WORK TO COMPLETE
The answer is a single figure: how many lines below contain the word "Enter".

SUPPLIED RECORDS Block Start

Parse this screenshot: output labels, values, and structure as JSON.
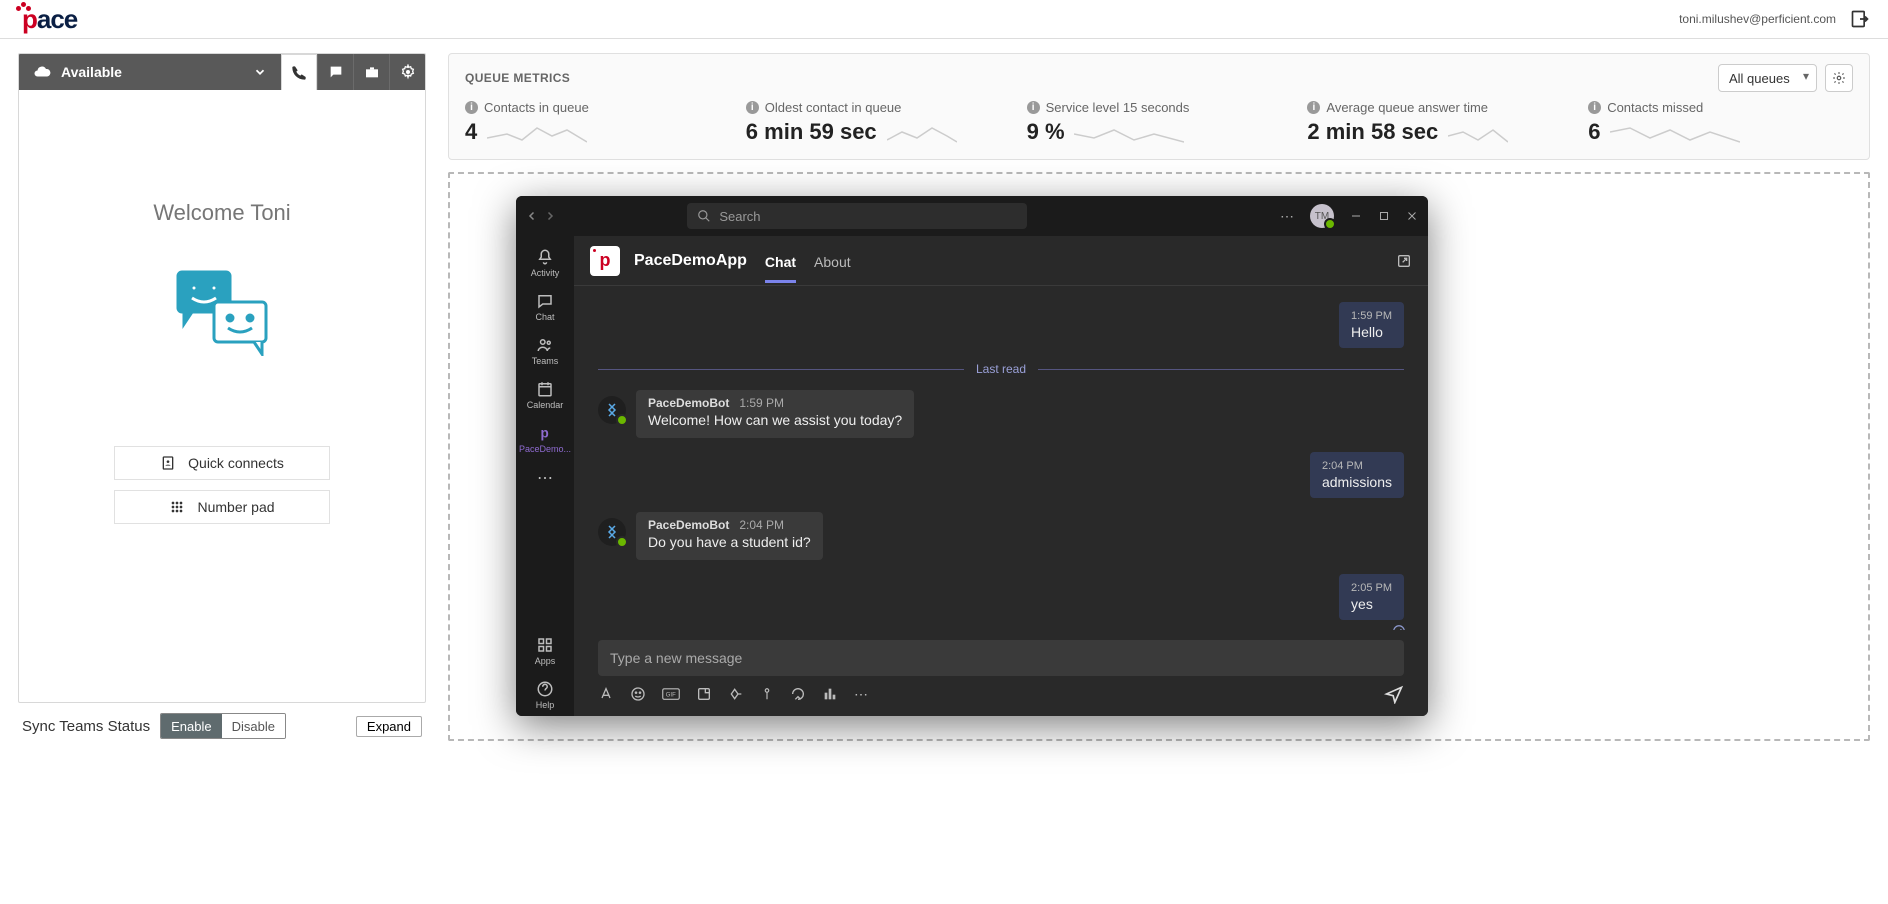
{
  "header": {
    "logo_text": "pace",
    "user_email": "toni.milushev@perficient.com"
  },
  "agent": {
    "status_text": "Available",
    "welcome": "Welcome Toni",
    "quick_connects_label": "Quick connects",
    "number_pad_label": "Number pad"
  },
  "sync": {
    "label": "Sync Teams Status",
    "enable": "Enable",
    "disable": "Disable",
    "expand": "Expand"
  },
  "queue": {
    "title": "QUEUE METRICS",
    "selector": "All queues",
    "metrics": [
      {
        "label": "Contacts in queue",
        "value": "4"
      },
      {
        "label": "Oldest contact in queue",
        "value": "6 min 59 sec"
      },
      {
        "label": "Service level 15 seconds",
        "value": "9 %"
      },
      {
        "label": "Average queue answer time",
        "value": "2 min 58 sec"
      },
      {
        "label": "Contacts missed",
        "value": "6"
      }
    ]
  },
  "teams": {
    "search_placeholder": "Search",
    "avatar_initials": "TM",
    "rail": {
      "activity": "Activity",
      "chat": "Chat",
      "teams": "Teams",
      "calendar": "Calendar",
      "app": "PaceDemo...",
      "apps": "Apps",
      "help": "Help"
    },
    "app": {
      "name": "PaceDemoApp",
      "tab_chat": "Chat",
      "tab_about": "About"
    },
    "chat": {
      "last_read": "Last read",
      "bot_name": "PaceDemoBot",
      "m1_time": "1:59 PM",
      "m1_text": "Hello",
      "b1_time": "1:59 PM",
      "b1_text": "Welcome! How can we assist you today?",
      "m2_time": "2:04 PM",
      "m2_text": "admissions",
      "b2_time": "2:04 PM",
      "b2_text": "Do you have a student id?",
      "m3_time": "2:05 PM",
      "m3_text": "yes",
      "compose_placeholder": "Type a new message"
    }
  }
}
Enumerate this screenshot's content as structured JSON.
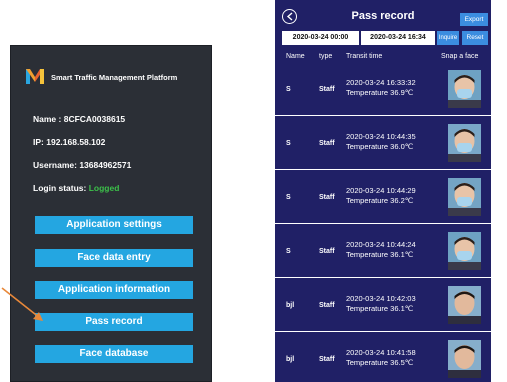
{
  "left_panel": {
    "platform_title": "Smart Traffic Management Platform",
    "name_label": "Name : ",
    "name_value": "8CFCA0038615",
    "ip_label": "IP: ",
    "ip_value": "192.168.58.102",
    "username_label": "Username: ",
    "username_value": "13684962571",
    "status_label": "Login status: ",
    "status_value": "Logged",
    "menu": [
      {
        "label": "Application settings"
      },
      {
        "label": "Face data entry"
      },
      {
        "label": "Application information"
      },
      {
        "label": "Pass record"
      },
      {
        "label": "Face database"
      }
    ],
    "colors": {
      "panel_bg": "#2b2f36",
      "button_bg": "#24a6e1",
      "logged": "#3cc04a",
      "arrow": "#e8883a"
    }
  },
  "phone": {
    "title": "Pass record",
    "export_label": "Export",
    "start_date": "2020-03-24 00:00",
    "end_date": "2020-03-24 16:34",
    "inquire_label": "Inquire",
    "reset_label": "Reset",
    "columns": {
      "name": "Name",
      "type": "type",
      "time": "Transit time",
      "face": "Snap a face"
    },
    "records": [
      {
        "name": "S",
        "type": "Staff",
        "time": "2020-03-24 16:33:32",
        "temp": "Temperature 36.9℃"
      },
      {
        "name": "S",
        "type": "Staff",
        "time": "2020-03-24 10:44:35",
        "temp": "Temperature 36.0℃"
      },
      {
        "name": "S",
        "type": "Staff",
        "time": "2020-03-24 10:44:29",
        "temp": "Temperature 36.2℃"
      },
      {
        "name": "S",
        "type": "Staff",
        "time": "2020-03-24 10:44:24",
        "temp": "Temperature 36.1℃"
      },
      {
        "name": "bjl",
        "type": "Staff",
        "time": "2020-03-24 10:42:03",
        "temp": "Temperature 36.1℃"
      },
      {
        "name": "bjl",
        "type": "Staff",
        "time": "2020-03-24 10:41:58",
        "temp": "Temperature 36.5℃"
      }
    ],
    "colors": {
      "bg": "#202066",
      "button": "#3b8de0"
    }
  }
}
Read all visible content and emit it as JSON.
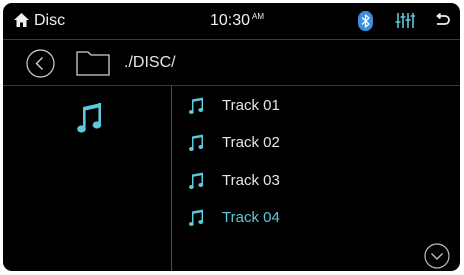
{
  "status_bar": {
    "title": "Disc",
    "time": "10:30",
    "ampm": "AM",
    "home_icon": "home-icon",
    "bluetooth_icon": "bluetooth-icon",
    "equalizer_icon": "equalizer-icon",
    "return_icon": "return-icon"
  },
  "path_bar": {
    "back_icon": "back-circle-icon",
    "folder_icon": "folder-icon",
    "path": "./DISC/"
  },
  "category": {
    "icon": "music-note-icon"
  },
  "tracks": [
    {
      "label": "Track 01",
      "active": false
    },
    {
      "label": "Track 02",
      "active": false
    },
    {
      "label": "Track 03",
      "active": false
    },
    {
      "label": "Track 04",
      "active": true
    }
  ],
  "scroll": {
    "icon": "chevron-down-circle-icon"
  },
  "colors": {
    "accent": "#5ec8dc",
    "bluetooth": "#3b8ee0",
    "background": "#000000",
    "text": "#e6e6e6"
  }
}
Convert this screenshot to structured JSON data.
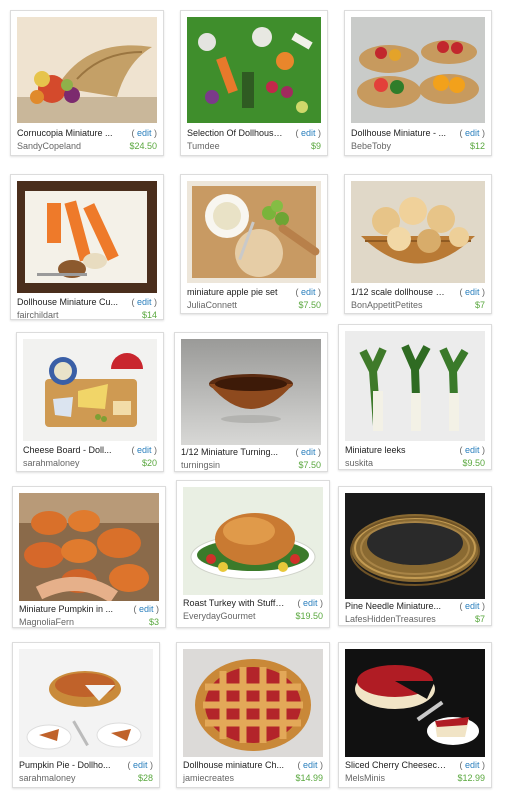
{
  "colors": {
    "edit": "#2a7fbd",
    "price": "#5aa83f",
    "shop": "#666666"
  },
  "edit_label": "edit",
  "items": [
    {
      "title": "Cornucopia Miniature ...",
      "shop": "SandyCopeland",
      "price": "$24.50",
      "icon": "cornucopia-image"
    },
    {
      "title": "Selection Of Dollhouse...",
      "shop": "Tumdee",
      "price": "$9",
      "icon": "vegetables-image"
    },
    {
      "title": "Dollhouse Miniature - ...",
      "shop": "BebeToby",
      "price": "$12",
      "icon": "fruit-baskets-image"
    },
    {
      "title": "Dollhouse Miniature Cu...",
      "shop": "fairchildart",
      "price": "$14",
      "icon": "cutting-board-image"
    },
    {
      "title": "miniature apple pie set",
      "shop": "JuliaConnett",
      "price": "$7.50",
      "icon": "apple-pie-set-image"
    },
    {
      "title": "1/12 scale dollhouse min...",
      "shop": "BonAppetitPetites",
      "price": "$7",
      "icon": "bread-basket-image"
    },
    {
      "title": "Cheese Board - Doll...",
      "shop": "sarahmaloney",
      "price": "$20",
      "icon": "cheese-board-image"
    },
    {
      "title": "1/12 Miniature Turning...",
      "shop": "turningsin",
      "price": "$7.50",
      "icon": "wooden-bowl-image"
    },
    {
      "title": "Miniature leeks",
      "shop": "suskita",
      "price": "$9.50",
      "icon": "leeks-image"
    },
    {
      "title": "Miniature Pumpkin in ...",
      "shop": "MagnoliaFern",
      "price": "$3",
      "icon": "pumpkins-image"
    },
    {
      "title": "Roast Turkey with Stuffing",
      "shop": "EverydayGourmet",
      "price": "$19.50",
      "icon": "roast-turkey-image"
    },
    {
      "title": "Pine Needle Miniature...",
      "shop": "LafesHiddenTreasures",
      "price": "$7",
      "icon": "pine-basket-image"
    },
    {
      "title": "Pumpkin Pie - Dollho...",
      "shop": "sarahmaloney",
      "price": "$28",
      "icon": "pumpkin-pie-image"
    },
    {
      "title": "Dollhouse miniature Ch...",
      "shop": "jamiecreates",
      "price": "$14.99",
      "icon": "cherry-pie-image"
    },
    {
      "title": "Sliced Cherry Cheesecake",
      "shop": "MelsMinis",
      "price": "$12.99",
      "icon": "cheesecake-image"
    }
  ]
}
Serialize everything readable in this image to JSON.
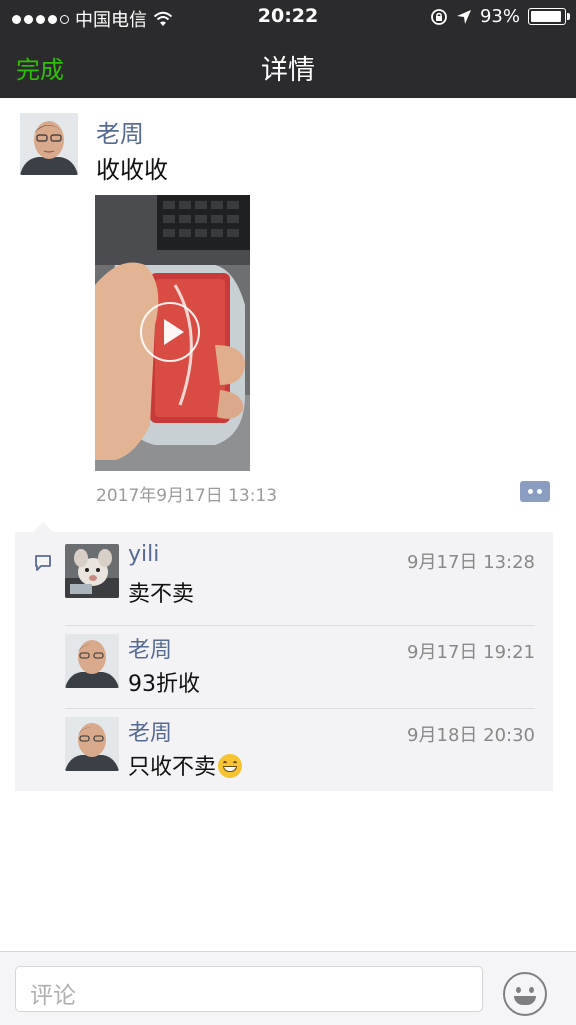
{
  "status_bar": {
    "carrier": "中国电信",
    "time": "20:22",
    "battery": "93%"
  },
  "nav": {
    "done_label": "完成",
    "title": "详情"
  },
  "post": {
    "author": "老周",
    "text": "收收收",
    "timestamp": "2017年9月17日 13:13"
  },
  "comments": [
    {
      "author": "yili",
      "time": "9月17日 13:28",
      "text": "卖不卖"
    },
    {
      "author": "老周",
      "time": "9月17日 19:21",
      "text": "93折收"
    },
    {
      "author": "老周",
      "time": "9月18日 20:30",
      "text": "只收不卖"
    }
  ],
  "input": {
    "placeholder": "评论"
  },
  "colors": {
    "accent_green": "#2dc100",
    "name_blue": "#566b94",
    "bar_dark": "#2b2b2e"
  },
  "icons": [
    "wifi-icon",
    "lock-rotation-icon",
    "location-arrow-icon",
    "battery-icon",
    "play-icon",
    "comment-more-icon",
    "comment-bubble-icon",
    "smiley-icon",
    "grin-emoji-icon"
  ]
}
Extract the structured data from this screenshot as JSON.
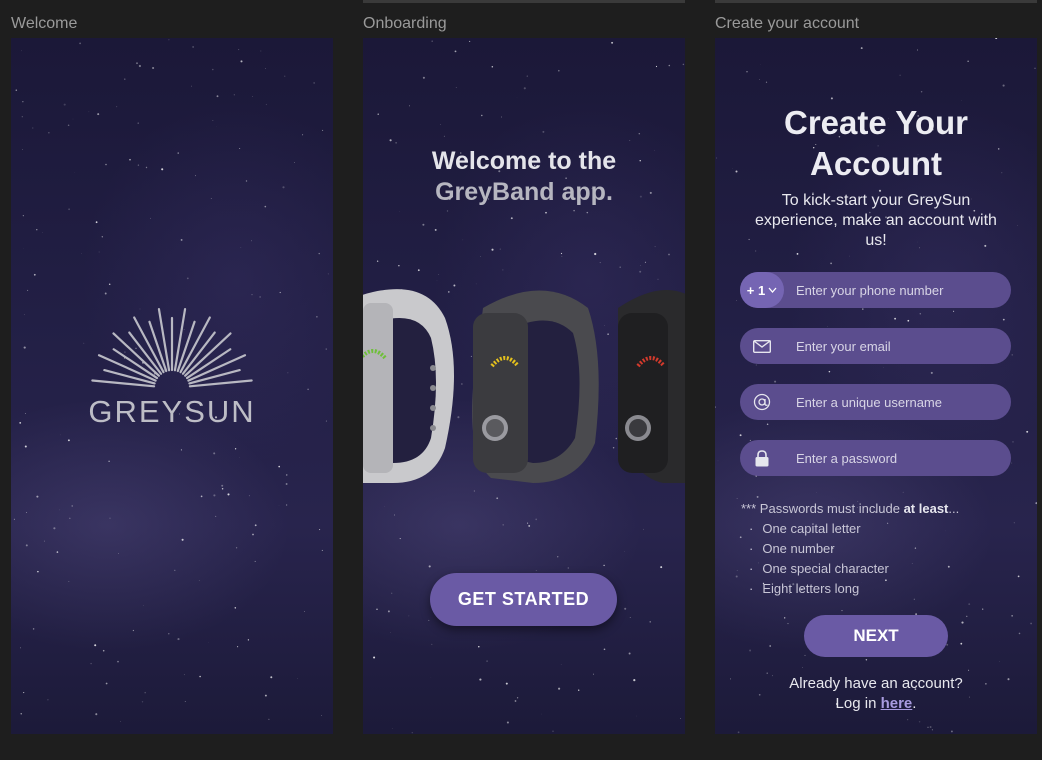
{
  "frames": [
    {
      "label": "Welcome"
    },
    {
      "label": "Onboarding"
    },
    {
      "label": "Create your account"
    }
  ],
  "welcome": {
    "logo_text": "GREYSUN"
  },
  "onboarding": {
    "title_line1": "Welcome to the",
    "title_line2": "GreyBand app.",
    "cta_label": "GET STARTED",
    "band_indicator_colors": [
      "#6fbf3a",
      "#e4c11d",
      "#d33a2c"
    ]
  },
  "create_account": {
    "title_line1": "Create Your",
    "title_line2": "Account",
    "subtitle": "To kick-start your GreySun experience, make an account with us!",
    "phone": {
      "country_code": "+ 1",
      "placeholder": "Enter your phone number"
    },
    "email": {
      "placeholder": "Enter your email",
      "icon": "envelope-icon"
    },
    "username": {
      "placeholder": "Enter a unique username",
      "icon": "at-sign-icon"
    },
    "password": {
      "placeholder": "Enter a password",
      "icon": "lock-icon"
    },
    "rules_intro_prefix": "*** Passwords must include ",
    "rules_intro_bold": "at least",
    "rules_intro_suffix": "...",
    "rules": [
      "One capital letter",
      "One number",
      "One special character",
      "Eight letters long"
    ],
    "next_label": "NEXT",
    "login_prompt": "Already have an account?",
    "login_prefix": "Log in ",
    "login_link": "here",
    "login_suffix": "."
  },
  "colors": {
    "accent": "#6a5aa5",
    "field_bg": "#5b4d8e",
    "background": "#1e1e1e",
    "link": "#a99be0"
  }
}
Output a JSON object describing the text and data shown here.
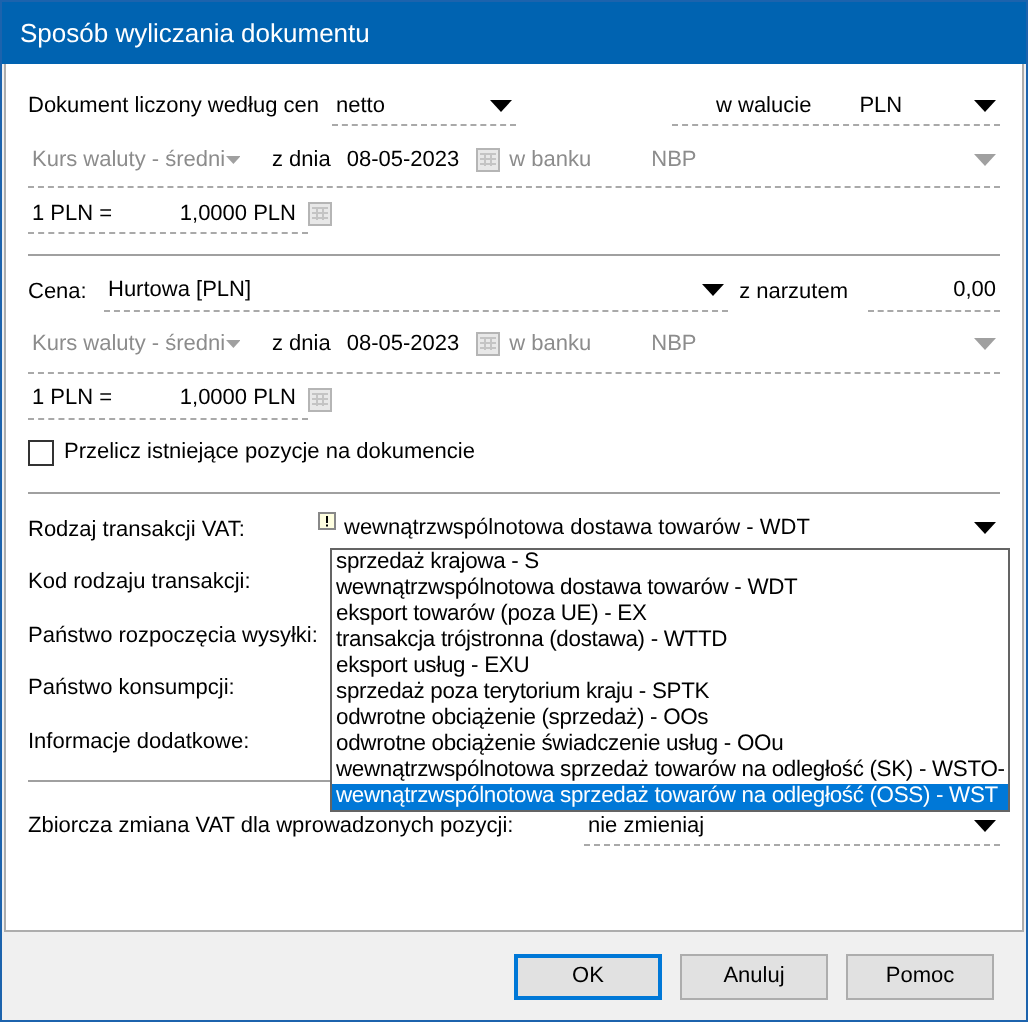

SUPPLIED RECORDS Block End

RESPONSE AREA
4